Behind most imposing rows of grand houses in London’s smarter postcodes, you’ll find something far more endearing: a mews. Cobbled and dinky, these former stables and servants’ lodgings now (usually) house millionaires of their own, but that doesn’t stop me taking an idle wander down them most weeks. As a container gardener, I never fail to find inspiration from the pavement-bound landscaping that crops up outside the front doors.
Healthy soil leads to healthy veg and, as we swing into autumn, it’s time to enrich your plot for 2020. Adding organic matter soon – compost or well-rotted manure – gives friendly soil organisms time to work their magic and incorporate the good stuff over the winter.
As January beckons and the festive season draws to a close, children across the land will soon be removing the angel atop their tree, and parcelling up the decorations for next year. One by one, our much-beloved Christmas trees will be left out in the cold to await their fate. This sorry sight of branches protruding from wheelie bins and limp, lacklustre trees on pavements is enough to bring a tear to one’s eye.
Fawley House, 7 Nordham, North Cave, nr Brough, Hull HU15 2LT Louise Martin was for some years the National Garden Scheme’s county organiser in East Yorkshire, and her two and a half acres is full of spring delights. Beguilingly terraced with soft grass banks, it drops gently to a mill stream with three different bridges – always a great feature for children, who are also entertained with a treasure hunt. The well-ordered vegetable garden with espalier apples and pears leaves no doubt about the riches to be harvested later in the year. Elsewhere, there are hellebores and drifts of daffodils as well as fine trees including a magnificent copper beech, memorable even without its leaves. Open Sunday 15 March, 12-5pm. Admission £5, children free, home-made teas, dogs welcome, plants for sale. Godinton House, NR Ashford, Kent TH23 3BP
If you love gardens and you're in need of some inspiration, here's our guide to the big gardening events and flower shows happening in the UK this season. If you have a gardening event that you would like to see on the Telegraph Gardening Events page, please email email@example.com with the date, time, ticket prices and a brief description. EVENTS IN MARCH Until March 8 Kew Orchid Festival 2020: Indonesia

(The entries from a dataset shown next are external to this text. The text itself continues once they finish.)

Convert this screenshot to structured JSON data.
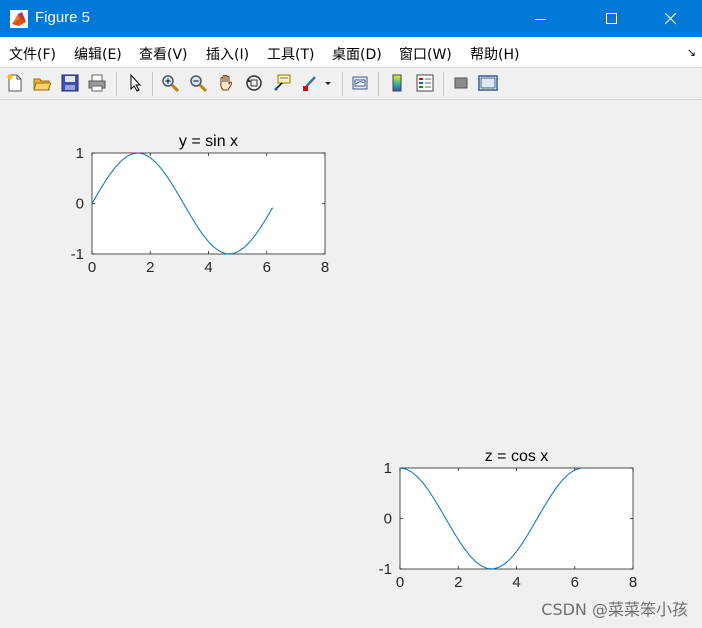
{
  "window": {
    "title": "Figure 5"
  },
  "menu": [
    {
      "label": "文件(F)"
    },
    {
      "label": "编辑(E)"
    },
    {
      "label": "查看(V)"
    },
    {
      "label": "插入(I)"
    },
    {
      "label": "工具(T)"
    },
    {
      "label": "桌面(D)"
    },
    {
      "label": "窗口(W)"
    },
    {
      "label": "帮助(H)"
    }
  ],
  "toolbar": {
    "icons": [
      "new-figure-icon",
      "open-file-icon",
      "save-icon",
      "print-icon",
      "edit-plot-arrow-icon",
      "zoom-in-icon",
      "zoom-out-icon",
      "pan-hand-icon",
      "rotate-3d-icon",
      "data-cursor-icon",
      "brush-icon",
      "brush-dropdown-icon",
      "link-plot-icon",
      "insert-colorbar-icon",
      "insert-legend-icon",
      "hide-plot-tools-icon",
      "show-plot-tools-icon"
    ]
  },
  "watermark": "CSDN @菜菜笨小孩",
  "chart_data": [
    {
      "type": "line",
      "title": "y = sin x",
      "xlim": [
        0,
        8
      ],
      "ylim": [
        -1,
        1
      ],
      "xticks": [
        "0",
        "2",
        "4",
        "6",
        "8"
      ],
      "yticks": [
        "1",
        "0",
        "-1"
      ],
      "series": [
        {
          "x": [
            0,
            0.2,
            0.4,
            0.6,
            0.8,
            1.0,
            1.2,
            1.4,
            1.6,
            1.8,
            2.0,
            2.2,
            2.4,
            2.6,
            2.8,
            3.0,
            3.2,
            3.4,
            3.6,
            3.8,
            4.0,
            4.2,
            4.4,
            4.6,
            4.8,
            5.0,
            5.2,
            5.4,
            5.6,
            5.8,
            6.0,
            6.2
          ],
          "y": [
            0,
            0.199,
            0.389,
            0.565,
            0.717,
            0.841,
            0.932,
            0.985,
            1.0,
            0.974,
            0.909,
            0.808,
            0.675,
            0.516,
            0.335,
            0.141,
            -0.058,
            -0.256,
            -0.443,
            -0.612,
            -0.757,
            -0.872,
            -0.952,
            -0.994,
            -0.996,
            -0.959,
            -0.883,
            -0.773,
            -0.631,
            -0.465,
            -0.279,
            -0.083
          ],
          "color": "#0072bd"
        }
      ]
    },
    {
      "type": "line",
      "title": "z = cos x",
      "xlim": [
        0,
        8
      ],
      "ylim": [
        -1,
        1
      ],
      "xticks": [
        "0",
        "2",
        "4",
        "6",
        "8"
      ],
      "yticks": [
        "1",
        "0",
        "-1"
      ],
      "series": [
        {
          "x": [
            0,
            0.2,
            0.4,
            0.6,
            0.8,
            1.0,
            1.2,
            1.4,
            1.6,
            1.8,
            2.0,
            2.2,
            2.4,
            2.6,
            2.8,
            3.0,
            3.2,
            3.4,
            3.6,
            3.8,
            4.0,
            4.2,
            4.4,
            4.6,
            4.8,
            5.0,
            5.2,
            5.4,
            5.6,
            5.8,
            6.0,
            6.2
          ],
          "y": [
            1,
            0.98,
            0.921,
            0.825,
            0.697,
            0.54,
            0.362,
            0.17,
            -0.029,
            -0.227,
            -0.416,
            -0.589,
            -0.737,
            -0.857,
            -0.942,
            -0.99,
            -0.998,
            -0.967,
            -0.897,
            -0.791,
            -0.654,
            -0.49,
            -0.307,
            -0.112,
            0.087,
            0.284,
            0.469,
            0.635,
            0.776,
            0.886,
            0.96,
            0.997
          ],
          "color": "#0072bd"
        }
      ]
    }
  ]
}
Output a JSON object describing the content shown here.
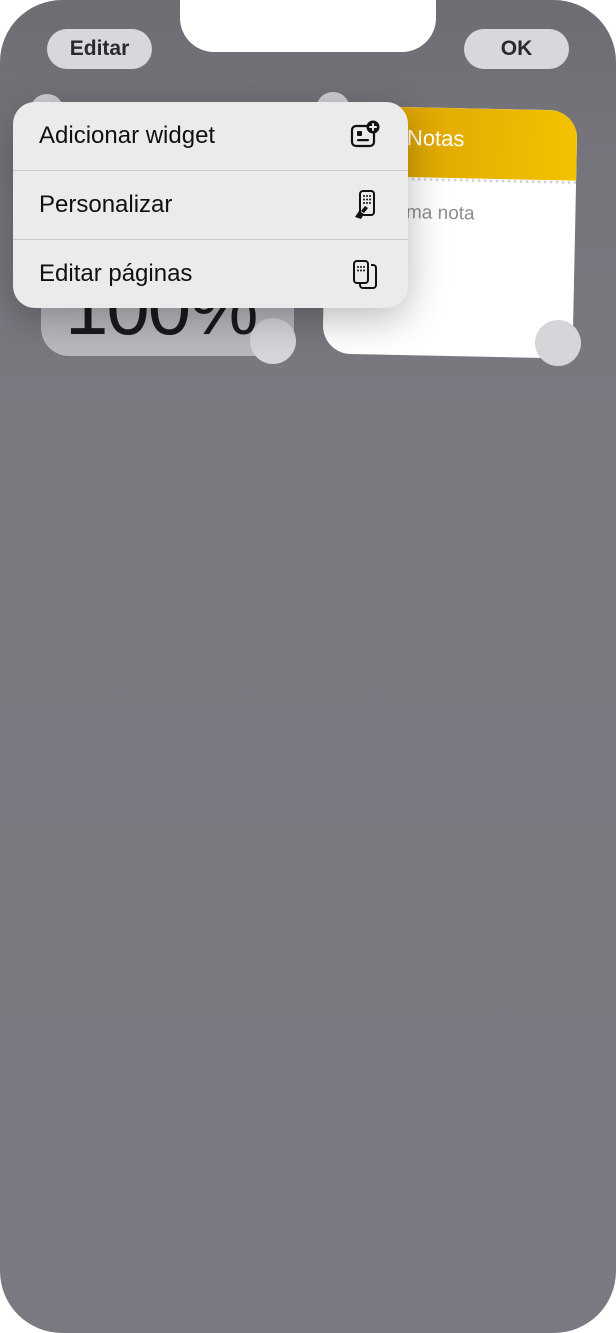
{
  "topbar": {
    "edit_label": "Editar",
    "done_label": "OK"
  },
  "widgets": {
    "battery_value": "100%",
    "notes_title": "Notas",
    "notes_placeholder": "uma nota"
  },
  "menu": {
    "items": [
      {
        "label": "Adicionar widget",
        "icon": "widget-add-icon"
      },
      {
        "label": "Personalizar",
        "icon": "paintbrush-phone-icon"
      },
      {
        "label": "Editar páginas",
        "icon": "pages-icon"
      }
    ]
  }
}
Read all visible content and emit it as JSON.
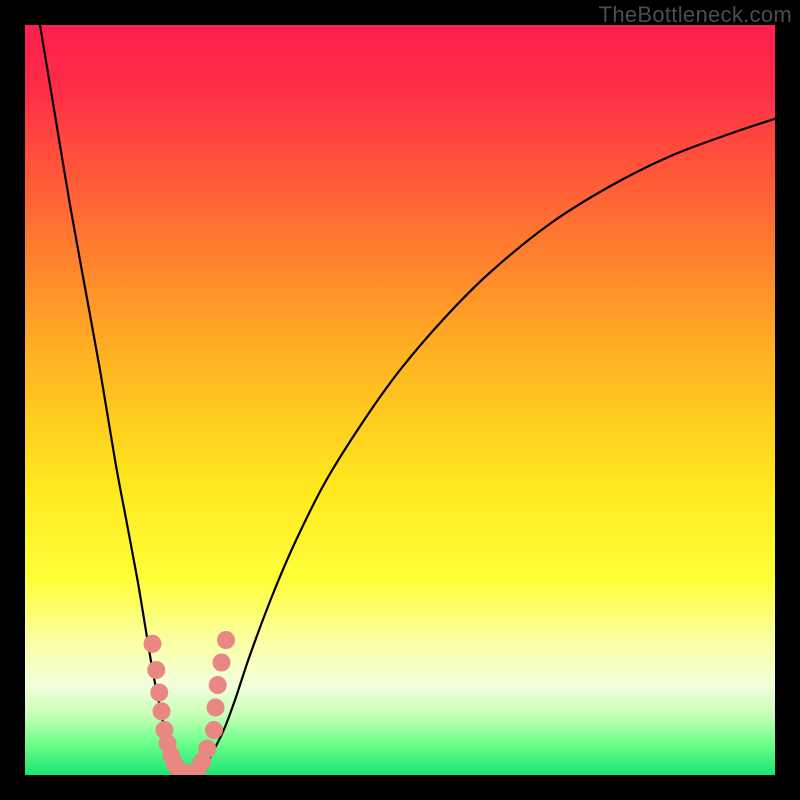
{
  "watermark": "TheBottleneck.com",
  "chart_data": {
    "type": "line",
    "title": "",
    "xlabel": "",
    "ylabel": "",
    "xlim": [
      0,
      100
    ],
    "ylim": [
      0,
      100
    ],
    "gradient_stops": [
      {
        "offset": 0,
        "color": "#ff1f4e"
      },
      {
        "offset": 0.08,
        "color": "#ff2b47"
      },
      {
        "offset": 0.25,
        "color": "#ff6b33"
      },
      {
        "offset": 0.45,
        "color": "#ffb522"
      },
      {
        "offset": 0.62,
        "color": "#ffe91e"
      },
      {
        "offset": 0.74,
        "color": "#ffff3a"
      },
      {
        "offset": 0.82,
        "color": "#fbffa1"
      },
      {
        "offset": 0.88,
        "color": "#f2ffdd"
      },
      {
        "offset": 0.92,
        "color": "#c8ffb7"
      },
      {
        "offset": 0.96,
        "color": "#66ff87"
      },
      {
        "offset": 1.0,
        "color": "#19e472"
      }
    ],
    "series": [
      {
        "name": "left-branch",
        "x": [
          2,
          4,
          6,
          8,
          10,
          12,
          13.5,
          15,
          16,
          17,
          17.8,
          18.4,
          18.9,
          19.3,
          19.6,
          19.9,
          20.2,
          20.4
        ],
        "y": [
          100,
          88,
          76,
          65,
          54,
          42,
          34,
          26,
          20,
          14,
          10,
          7,
          4.5,
          3,
          2,
          1.2,
          0.6,
          0.3
        ]
      },
      {
        "name": "valley-floor",
        "x": [
          20.4,
          20.8,
          21.3,
          21.8,
          22.3,
          22.8,
          23.2
        ],
        "y": [
          0.3,
          0.15,
          0.1,
          0.1,
          0.12,
          0.2,
          0.35
        ]
      },
      {
        "name": "right-branch",
        "x": [
          23.2,
          24,
          25,
          26.5,
          28,
          30,
          33,
          36,
          40,
          45,
          50,
          56,
          62,
          70,
          78,
          86,
          94,
          100
        ],
        "y": [
          0.35,
          1.2,
          3,
          6,
          10,
          16,
          24,
          31,
          39,
          47,
          54,
          61,
          67,
          73.5,
          78.5,
          82.5,
          85.5,
          87.5
        ]
      }
    ],
    "markers": [
      {
        "x": 17.0,
        "y": 17.5
      },
      {
        "x": 17.5,
        "y": 14.0
      },
      {
        "x": 17.9,
        "y": 11.0
      },
      {
        "x": 18.2,
        "y": 8.5
      },
      {
        "x": 18.6,
        "y": 6.0
      },
      {
        "x": 19.0,
        "y": 4.2
      },
      {
        "x": 19.5,
        "y": 2.6
      },
      {
        "x": 20.0,
        "y": 1.4
      },
      {
        "x": 20.6,
        "y": 0.6
      },
      {
        "x": 21.2,
        "y": 0.25
      },
      {
        "x": 21.8,
        "y": 0.2
      },
      {
        "x": 22.4,
        "y": 0.3
      },
      {
        "x": 23.0,
        "y": 0.7
      },
      {
        "x": 23.6,
        "y": 1.8
      },
      {
        "x": 24.3,
        "y": 3.5
      },
      {
        "x": 25.2,
        "y": 6.0
      },
      {
        "x": 25.4,
        "y": 9.0
      },
      {
        "x": 25.7,
        "y": 12.0
      },
      {
        "x": 26.2,
        "y": 15.0
      },
      {
        "x": 26.8,
        "y": 18.0
      }
    ],
    "marker_color": "#e98782",
    "curve_color": "#000000"
  }
}
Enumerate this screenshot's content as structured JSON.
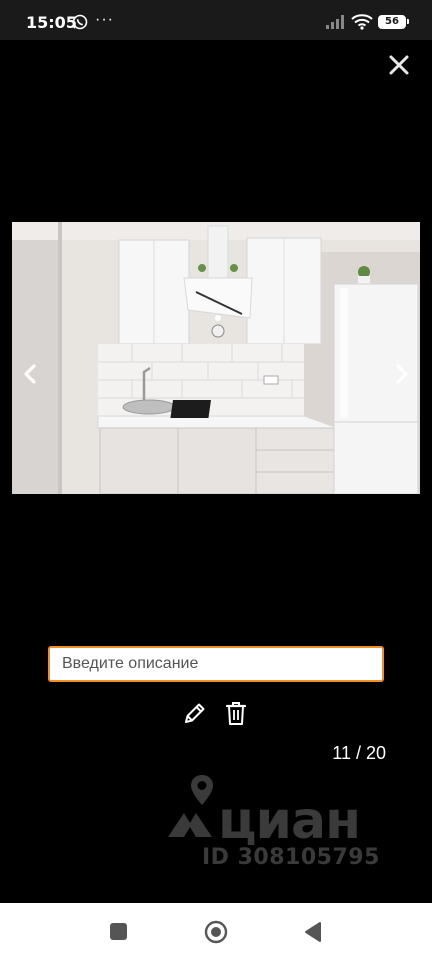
{
  "status_bar": {
    "time": "15:05",
    "dots": "···",
    "battery_level": "56",
    "icons": [
      "whatsapp-icon",
      "signal-icon",
      "wifi-icon",
      "battery-icon"
    ]
  },
  "viewer": {
    "close_icon": "close-icon",
    "prev_icon": "chevron-left-icon",
    "next_icon": "chevron-right-icon",
    "description_placeholder": "Введите описание",
    "description_value": "",
    "edit_icon": "pencil-icon",
    "delete_icon": "trash-icon",
    "counter": "11 / 20"
  },
  "watermark": {
    "brand": "циан",
    "id_text": "ID 308105795"
  },
  "navigation_bar": {
    "icons": [
      "recents-icon",
      "home-icon",
      "back-icon"
    ]
  },
  "colors": {
    "background": "#000000",
    "status_bar": "#1a1a1a",
    "input_border": "#f0902a",
    "navbar": "#ffffff"
  }
}
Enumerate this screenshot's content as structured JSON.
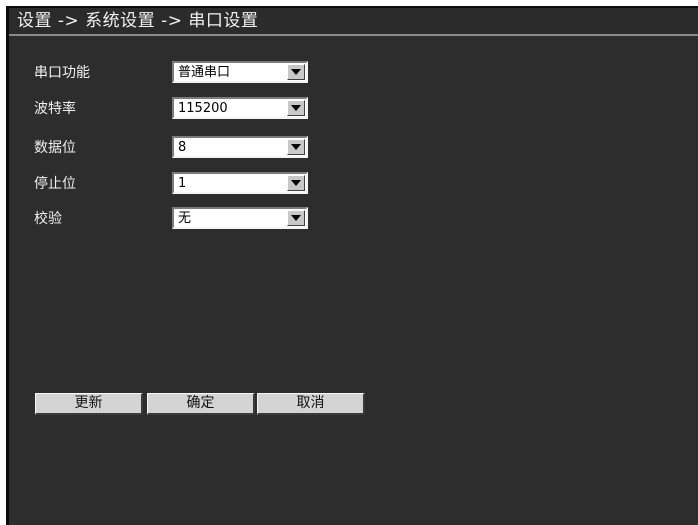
{
  "breadcrumb": "设置 -> 系统设置 -> 串口设置",
  "fields": [
    {
      "label": "串口功能",
      "value": "普通串口"
    },
    {
      "label": "波特率",
      "value": "115200"
    },
    {
      "label": "数据位",
      "value": "8"
    },
    {
      "label": "停止位",
      "value": "1"
    },
    {
      "label": "校验",
      "value": "无"
    }
  ],
  "buttons": {
    "refresh": "更新",
    "confirm": "确定",
    "cancel": "取消"
  },
  "icons": {
    "dropdown": "chevron-down-icon"
  },
  "colors": {
    "background": "#2d2d2d",
    "text": "#f0f0f0",
    "field_bg": "#ffffff",
    "button_bg": "#d4d4d4"
  }
}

As the weather starts to shift, many of us are looking for easy and affordable solutions to spruce up our homes. For many people, that solution is the pressure washer — an underrated little magician that flash-cleans everything from bicycles to driveways, with next to no effort. With the power to get your car, patio, barbecue, stone walls and more looking spick and span, the best pressure washers to buy for home use are not only better than they've ever been, but more affordable than you might expect. But before choosing the best one for you, it's important to understand the basics. What is a good PSI for a pressure washer? When shopping for a pressure washer, you're going to hear a lot about each model's PSI (pounds of pressure per square inch). Without overcomplicating it, PSI marks the energy with which water will hit your target areas. Typically, you'll want a minimum of 2000 PSI to power wash most surfaces effectively, and 3000 PSI to clean more stubborn surfaces like concrete. Sometimes PSI is referred to as the 'bar pressure', though it measures the same thing. For UK customers, it may be easier to follow bar pressure measurements — after all, we rarely measure anything in pounds. With the same demands in mind, 120-130 bar pressure will be more than enough for most tasks, while heavy-duty concrete cleaning may require upwards of 200.